  27. Straubhaar JRP, Renard P, Mariethoz G, Froidevaux R, Besson O (2011) An improved parallel multiple-point algorithm using a list approach. Math Geosci 43:305–328CrossRefGoogle Scholar
  28. Strebelle S (2002) Conditional simulation of complex geological structures using multiple point stastics. Math Geosci 34:1–22Google Scholar
  29. Strebelle S, Cavelius C (2014) Solving speed and memory issues in multiple-point statistics simulation program SNESIM. Math Geosci 46:171–186CrossRefGoogle Scholar
  30. Tikhonov AN, Arsenin VY (1977) Solution of Ill-posed problems. Winston & Sons, Washington, DCGoogle Scholar
  31. Tjelmeland H, Besag J (1998) Markov random fields with higherorder interactions. Scand J Stat 25(3):415–433Google Scholar
  32. Toftaker H, Tjelmeland H (2013) Construction of binary multi-grid Markov random field prior models from training images. Math Geosci 45:383–409CrossRefGoogle Scholar
  33. Vargas-Guzmán J (2011) The Kappa model of probability and higher-order rock sequences. Comput Geosci 15:661–671CrossRefGoogle Scholar
  34. Vargas-Guzmán J, Qassab H (2006) Spatial conditional simulation of facies objects for modeling complex clastic reservoirs. J Petrol Sci Eng 54:1–9CrossRefGoogle Scholar
  35. Wang W, Pottmann H, Liu Y (2006) Fitting B-spline curves to point clouds by curvature-based squared distance minimization. ACM Transactions on Graphics 25(2):214–238CrossRefGoogle Scholar
  36. Webster R, Oliver MA (2007) Geostatistics for environmental scientists. Wiley, New YorkCrossRefGoogle Scholar
  37. Yahya WJ (2011) Image reconstruction from a limited number of samples: a matrix-completion-based approach. Mater Thesis, McGill University, MontrealGoogle Scholar
  38. Zhang T, Switzer P, Journel A (2006) Filter-based classification of training image patterns for spatial simulation. Math Geosci 38(1):63–80Google Scholar
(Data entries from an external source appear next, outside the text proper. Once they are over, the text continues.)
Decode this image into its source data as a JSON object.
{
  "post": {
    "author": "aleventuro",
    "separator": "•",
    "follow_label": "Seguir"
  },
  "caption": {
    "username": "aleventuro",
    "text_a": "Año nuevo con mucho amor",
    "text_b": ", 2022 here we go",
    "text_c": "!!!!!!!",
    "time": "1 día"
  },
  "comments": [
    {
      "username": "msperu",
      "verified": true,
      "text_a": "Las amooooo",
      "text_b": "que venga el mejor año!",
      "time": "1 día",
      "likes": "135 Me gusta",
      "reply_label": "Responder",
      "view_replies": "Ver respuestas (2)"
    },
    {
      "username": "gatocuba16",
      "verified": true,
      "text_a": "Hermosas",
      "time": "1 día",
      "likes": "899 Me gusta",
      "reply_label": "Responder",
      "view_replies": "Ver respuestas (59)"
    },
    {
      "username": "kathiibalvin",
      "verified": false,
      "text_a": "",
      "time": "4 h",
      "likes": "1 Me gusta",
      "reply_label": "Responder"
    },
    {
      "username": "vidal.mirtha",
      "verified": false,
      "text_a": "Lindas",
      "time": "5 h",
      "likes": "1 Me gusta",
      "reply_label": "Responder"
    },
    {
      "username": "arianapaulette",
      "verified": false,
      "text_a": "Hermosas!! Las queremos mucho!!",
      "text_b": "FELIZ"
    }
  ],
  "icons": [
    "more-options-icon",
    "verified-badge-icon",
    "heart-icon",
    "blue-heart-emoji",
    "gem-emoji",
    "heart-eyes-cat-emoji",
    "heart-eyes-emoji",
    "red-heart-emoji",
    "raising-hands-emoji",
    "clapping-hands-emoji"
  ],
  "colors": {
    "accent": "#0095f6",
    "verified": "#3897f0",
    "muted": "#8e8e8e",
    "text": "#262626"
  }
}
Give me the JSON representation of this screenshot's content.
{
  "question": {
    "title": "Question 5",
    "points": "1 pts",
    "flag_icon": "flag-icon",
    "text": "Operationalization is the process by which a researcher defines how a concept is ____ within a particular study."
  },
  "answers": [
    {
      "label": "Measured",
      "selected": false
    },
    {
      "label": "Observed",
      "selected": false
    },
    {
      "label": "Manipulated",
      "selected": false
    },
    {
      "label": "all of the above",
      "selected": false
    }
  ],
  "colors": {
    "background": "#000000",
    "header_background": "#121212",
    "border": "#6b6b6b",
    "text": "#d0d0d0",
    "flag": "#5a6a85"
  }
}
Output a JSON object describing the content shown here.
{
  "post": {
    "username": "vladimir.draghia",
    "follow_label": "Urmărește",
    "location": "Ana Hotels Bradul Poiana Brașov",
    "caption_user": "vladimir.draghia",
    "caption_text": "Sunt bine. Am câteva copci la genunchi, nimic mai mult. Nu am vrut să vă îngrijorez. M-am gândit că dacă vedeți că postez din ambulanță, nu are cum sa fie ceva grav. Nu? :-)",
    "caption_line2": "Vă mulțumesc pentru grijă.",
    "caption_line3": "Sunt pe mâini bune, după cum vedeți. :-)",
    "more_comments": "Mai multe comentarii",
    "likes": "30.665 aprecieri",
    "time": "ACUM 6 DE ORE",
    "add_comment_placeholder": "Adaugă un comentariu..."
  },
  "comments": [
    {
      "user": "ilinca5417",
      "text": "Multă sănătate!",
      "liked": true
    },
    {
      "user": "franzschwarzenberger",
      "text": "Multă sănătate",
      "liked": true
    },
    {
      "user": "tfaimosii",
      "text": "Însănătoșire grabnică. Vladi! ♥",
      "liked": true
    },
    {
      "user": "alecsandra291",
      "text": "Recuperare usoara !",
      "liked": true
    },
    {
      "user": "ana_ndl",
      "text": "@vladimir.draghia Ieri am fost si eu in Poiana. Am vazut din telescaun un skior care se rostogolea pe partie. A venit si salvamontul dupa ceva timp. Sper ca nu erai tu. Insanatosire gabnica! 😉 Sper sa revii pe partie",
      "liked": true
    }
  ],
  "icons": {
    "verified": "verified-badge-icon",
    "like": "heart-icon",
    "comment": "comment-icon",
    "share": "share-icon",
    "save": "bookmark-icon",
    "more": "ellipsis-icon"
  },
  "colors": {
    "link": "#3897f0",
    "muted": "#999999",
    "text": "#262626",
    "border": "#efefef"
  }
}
Copyright information

© Springer International Publishing AG 2017

Authors and Affiliations

  1. 1.COSMO, Stochastic Mine Planning LaboratoryMcGill UniversityMontrealCanada

Personalised recommendations